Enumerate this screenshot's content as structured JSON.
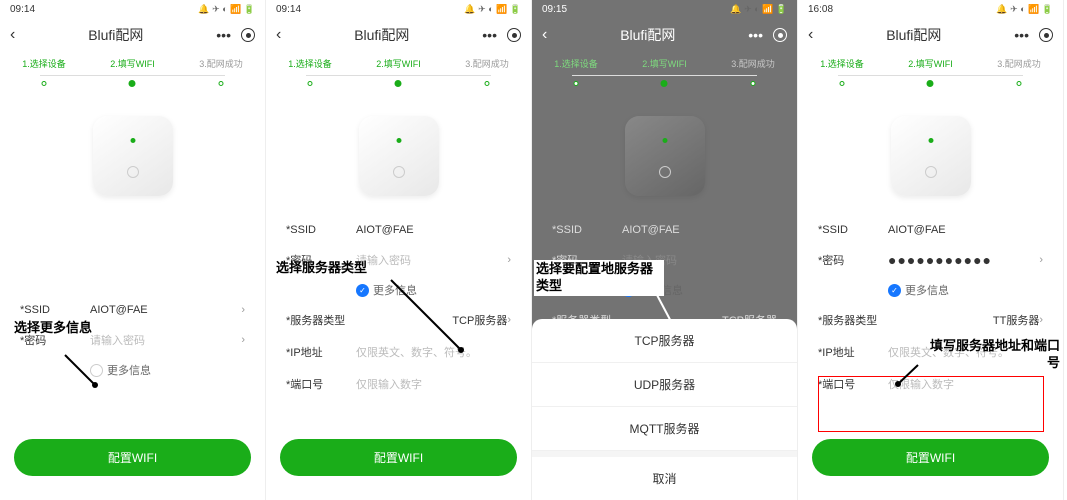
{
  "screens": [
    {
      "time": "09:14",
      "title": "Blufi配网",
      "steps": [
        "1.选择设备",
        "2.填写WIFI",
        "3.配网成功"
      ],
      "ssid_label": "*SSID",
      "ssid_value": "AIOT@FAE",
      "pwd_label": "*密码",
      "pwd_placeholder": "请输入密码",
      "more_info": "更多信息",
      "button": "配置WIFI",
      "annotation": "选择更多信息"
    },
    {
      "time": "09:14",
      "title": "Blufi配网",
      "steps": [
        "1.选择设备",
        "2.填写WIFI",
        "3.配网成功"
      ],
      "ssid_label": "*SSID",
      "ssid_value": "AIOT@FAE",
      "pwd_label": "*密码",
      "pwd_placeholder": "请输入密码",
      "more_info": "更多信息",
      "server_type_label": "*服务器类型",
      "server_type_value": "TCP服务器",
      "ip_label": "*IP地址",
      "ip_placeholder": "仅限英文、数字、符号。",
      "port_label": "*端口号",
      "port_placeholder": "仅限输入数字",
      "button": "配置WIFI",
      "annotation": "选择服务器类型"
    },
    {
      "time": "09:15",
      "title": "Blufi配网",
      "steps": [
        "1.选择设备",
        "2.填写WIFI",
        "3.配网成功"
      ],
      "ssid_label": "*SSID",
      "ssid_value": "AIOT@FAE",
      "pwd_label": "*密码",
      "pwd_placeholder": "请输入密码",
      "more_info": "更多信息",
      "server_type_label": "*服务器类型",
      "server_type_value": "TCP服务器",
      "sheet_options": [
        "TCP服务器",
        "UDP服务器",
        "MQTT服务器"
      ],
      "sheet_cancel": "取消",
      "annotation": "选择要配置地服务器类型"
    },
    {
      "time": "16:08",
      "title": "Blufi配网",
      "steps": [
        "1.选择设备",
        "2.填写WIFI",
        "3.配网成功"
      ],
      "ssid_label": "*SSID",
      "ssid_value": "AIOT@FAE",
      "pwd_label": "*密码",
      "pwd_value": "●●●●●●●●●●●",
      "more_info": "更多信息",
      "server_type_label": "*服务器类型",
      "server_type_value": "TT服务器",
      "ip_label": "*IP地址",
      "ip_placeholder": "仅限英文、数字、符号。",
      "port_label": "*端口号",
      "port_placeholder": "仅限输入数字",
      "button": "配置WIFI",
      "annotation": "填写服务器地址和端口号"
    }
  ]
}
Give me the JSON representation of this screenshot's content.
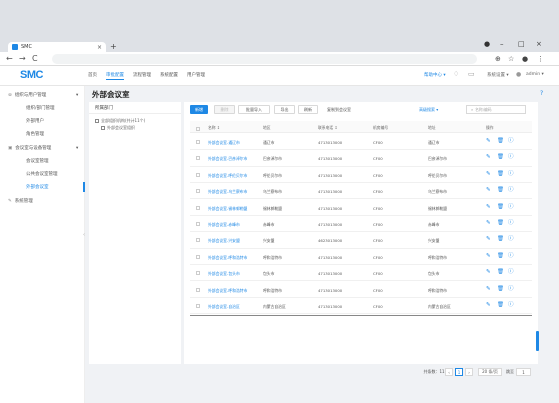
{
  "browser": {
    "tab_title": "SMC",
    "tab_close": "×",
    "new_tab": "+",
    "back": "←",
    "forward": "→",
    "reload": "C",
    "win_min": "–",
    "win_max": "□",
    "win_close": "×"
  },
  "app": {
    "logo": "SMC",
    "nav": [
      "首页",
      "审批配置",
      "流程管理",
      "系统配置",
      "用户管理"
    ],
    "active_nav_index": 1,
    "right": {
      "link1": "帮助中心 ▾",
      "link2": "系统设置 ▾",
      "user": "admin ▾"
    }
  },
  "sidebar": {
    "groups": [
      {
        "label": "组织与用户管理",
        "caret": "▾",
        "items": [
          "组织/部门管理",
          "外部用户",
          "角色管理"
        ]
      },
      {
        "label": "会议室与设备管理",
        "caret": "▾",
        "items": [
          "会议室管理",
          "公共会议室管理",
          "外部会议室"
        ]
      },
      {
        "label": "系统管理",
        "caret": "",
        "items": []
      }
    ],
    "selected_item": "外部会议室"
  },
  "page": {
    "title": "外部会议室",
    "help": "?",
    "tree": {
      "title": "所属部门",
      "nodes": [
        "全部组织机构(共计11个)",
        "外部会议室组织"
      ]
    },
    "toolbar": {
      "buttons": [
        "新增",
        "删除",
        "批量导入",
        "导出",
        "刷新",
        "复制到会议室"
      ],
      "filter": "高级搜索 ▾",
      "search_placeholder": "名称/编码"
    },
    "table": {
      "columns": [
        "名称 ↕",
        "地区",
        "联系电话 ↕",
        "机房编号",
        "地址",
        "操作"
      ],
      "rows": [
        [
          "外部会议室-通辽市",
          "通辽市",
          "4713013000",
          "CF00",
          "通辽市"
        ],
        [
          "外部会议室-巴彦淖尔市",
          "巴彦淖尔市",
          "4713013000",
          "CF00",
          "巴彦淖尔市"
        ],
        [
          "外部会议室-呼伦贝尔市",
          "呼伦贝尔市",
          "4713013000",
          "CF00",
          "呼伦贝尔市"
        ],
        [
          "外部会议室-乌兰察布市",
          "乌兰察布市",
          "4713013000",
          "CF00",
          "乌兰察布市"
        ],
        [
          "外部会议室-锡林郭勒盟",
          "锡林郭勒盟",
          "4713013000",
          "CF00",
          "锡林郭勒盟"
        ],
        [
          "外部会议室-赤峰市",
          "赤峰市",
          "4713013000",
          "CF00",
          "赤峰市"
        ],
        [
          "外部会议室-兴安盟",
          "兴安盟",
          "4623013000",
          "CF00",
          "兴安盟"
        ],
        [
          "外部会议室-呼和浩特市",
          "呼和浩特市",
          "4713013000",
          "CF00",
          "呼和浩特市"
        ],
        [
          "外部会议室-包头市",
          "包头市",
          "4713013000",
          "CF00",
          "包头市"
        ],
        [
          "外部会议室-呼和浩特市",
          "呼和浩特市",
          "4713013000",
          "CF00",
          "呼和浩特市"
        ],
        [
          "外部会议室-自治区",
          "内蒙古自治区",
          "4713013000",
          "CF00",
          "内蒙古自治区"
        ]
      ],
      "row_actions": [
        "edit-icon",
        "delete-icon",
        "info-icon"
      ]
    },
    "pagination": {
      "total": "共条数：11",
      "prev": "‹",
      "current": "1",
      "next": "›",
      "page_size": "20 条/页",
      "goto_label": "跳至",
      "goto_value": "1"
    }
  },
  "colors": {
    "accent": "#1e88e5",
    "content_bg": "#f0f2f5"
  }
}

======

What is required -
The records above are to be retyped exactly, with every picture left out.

Finished task -
Enumerate this screenshot's content as structured JSON.
{
  "screens": [
    {
      "time": "09:14",
      "title": "Blufi配网",
      "steps": [
        "1.选择设备",
        "2.填写WIFI",
        "3.配网成功"
      ],
      "ssid_label": "*SSID",
      "ssid_value": "AIOT@FAE",
      "pwd_label": "*密码",
      "pwd_placeholder": "请输入密码",
      "more_info": "更多信息",
      "button": "配置WIFI",
      "annotation": "选择更多信息"
    },
    {
      "time": "09:14",
      "title": "Blufi配网",
      "steps": [
        "1.选择设备",
        "2.填写WIFI",
        "3.配网成功"
      ],
      "ssid_label": "*SSID",
      "ssid_value": "AIOT@FAE",
      "pwd_label": "*密码",
      "pwd_placeholder": "请输入密码",
      "more_info": "更多信息",
      "server_type_label": "*服务器类型",
      "server_type_value": "TCP服务器",
      "ip_label": "*IP地址",
      "ip_placeholder": "仅限英文、数字、符号。",
      "port_label": "*端口号",
      "port_placeholder": "仅限输入数字",
      "button": "配置WIFI",
      "annotation": "选择服务器类型"
    },
    {
      "time": "09:15",
      "title": "Blufi配网",
      "steps": [
        "1.选择设备",
        "2.填写WIFI",
        "3.配网成功"
      ],
      "ssid_label": "*SSID",
      "ssid_value": "AIOT@FAE",
      "pwd_label": "*密码",
      "pwd_placeholder": "请输入密码",
      "more_info": "更多信息",
      "server_type_label": "*服务器类型",
      "server_type_value": "TCP服务器",
      "sheet_options": [
        "TCP服务器",
        "UDP服务器",
        "MQTT服务器"
      ],
      "sheet_cancel": "取消",
      "annotation": "选择要配置地服务器类型"
    },
    {
      "time": "16:08",
      "title": "Blufi配网",
      "steps": [
        "1.选择设备",
        "2.填写WIFI",
        "3.配网成功"
      ],
      "ssid_label": "*SSID",
      "ssid_value": "AIOT@FAE",
      "pwd_label": "*密码",
      "pwd_value": "●●●●●●●●●●●",
      "more_info": "更多信息",
      "server_type_label": "*服务器类型",
      "server_type_value": "TT服务器",
      "ip_label": "*IP地址",
      "ip_placeholder": "仅限英文、数字、符号。",
      "port_label": "*端口号",
      "port_placeholder": "仅限输入数字",
      "button": "配置WIFI",
      "annotation": "填写服务器地址和端口号"
    }
  ]
}
Give me the JSON representation of this screenshot's content.
{
  "browser": {
    "tab_title": "SMC",
    "tab_close": "×",
    "new_tab": "+",
    "back": "←",
    "forward": "→",
    "reload": "C",
    "win_min": "–",
    "win_max": "□",
    "win_close": "×"
  },
  "app": {
    "logo": "SMC",
    "nav": [
      "首页",
      "审批配置",
      "流程管理",
      "系统配置",
      "用户管理"
    ],
    "active_nav_index": 1,
    "right": {
      "link1": "帮助中心 ▾",
      "link2": "系统设置 ▾",
      "user": "admin ▾"
    }
  },
  "sidebar": {
    "groups": [
      {
        "label": "组织与用户管理",
        "caret": "▾",
        "items": [
          "组织/部门管理",
          "外部用户",
          "角色管理"
        ]
      },
      {
        "label": "会议室与设备管理",
        "caret": "▾",
        "items": [
          "会议室管理",
          "公共会议室管理",
          "外部会议室"
        ]
      },
      {
        "label": "系统管理",
        "caret": "",
        "items": []
      }
    ],
    "selected_item": "外部会议室"
  },
  "page": {
    "title": "外部会议室",
    "help": "?",
    "tree": {
      "title": "所属部门",
      "nodes": [
        "全部组织机构(共计11个)",
        "外部会议室组织"
      ]
    },
    "toolbar": {
      "buttons": [
        "新增",
        "删除",
        "批量导入",
        "导出",
        "刷新",
        "复制到会议室"
      ],
      "filter": "高级搜索 ▾",
      "search_placeholder": "名称/编码"
    },
    "table": {
      "columns": [
        "名称 ↕",
        "地区",
        "联系电话 ↕",
        "机房编号",
        "地址",
        "操作"
      ],
      "rows": [
        [
          "外部会议室-通辽市",
          "通辽市",
          "4713013000",
          "CF00",
          "通辽市"
        ],
        [
          "外部会议室-巴彦淖尔市",
          "巴彦淖尔市",
          "4713013000",
          "CF00",
          "巴彦淖尔市"
        ],
        [
          "外部会议室-呼伦贝尔市",
          "呼伦贝尔市",
          "4713013000",
          "CF00",
          "呼伦贝尔市"
        ],
        [
          "外部会议室-乌兰察布市",
          "乌兰察布市",
          "4713013000",
          "CF00",
          "乌兰察布市"
        ],
        [
          "外部会议室-锡林郭勒盟",
          "锡林郭勒盟",
          "4713013000",
          "CF00",
          "锡林郭勒盟"
        ],
        [
          "外部会议室-赤峰市",
          "赤峰市",
          "4713013000",
          "CF00",
          "赤峰市"
        ],
        [
          "外部会议室-兴安盟",
          "兴安盟",
          "4623013000",
          "CF00",
          "兴安盟"
        ],
        [
          "外部会议室-呼和浩特市",
          "呼和浩特市",
          "4713013000",
          "CF00",
          "呼和浩特市"
        ],
        [
          "外部会议室-包头市",
          "包头市",
          "4713013000",
          "CF00",
          "包头市"
        ],
        [
          "外部会议室-呼和浩特市",
          "呼和浩特市",
          "4713013000",
          "CF00",
          "呼和浩特市"
        ],
        [
          "外部会议室-自治区",
          "内蒙古自治区",
          "4713013000",
          "CF00",
          "内蒙古自治区"
        ]
      ],
      "row_actions": [
        "edit-icon",
        "delete-icon",
        "info-icon"
      ]
    },
    "pagination": {
      "total": "共条数：11",
      "prev": "‹",
      "current": "1",
      "next": "›",
      "page_size": "20 条/页",
      "goto_label": "跳至",
      "goto_value": "1"
    }
  },
  "colors": {
    "accent": "#1e88e5",
    "content_bg": "#f0f2f5"
  }
}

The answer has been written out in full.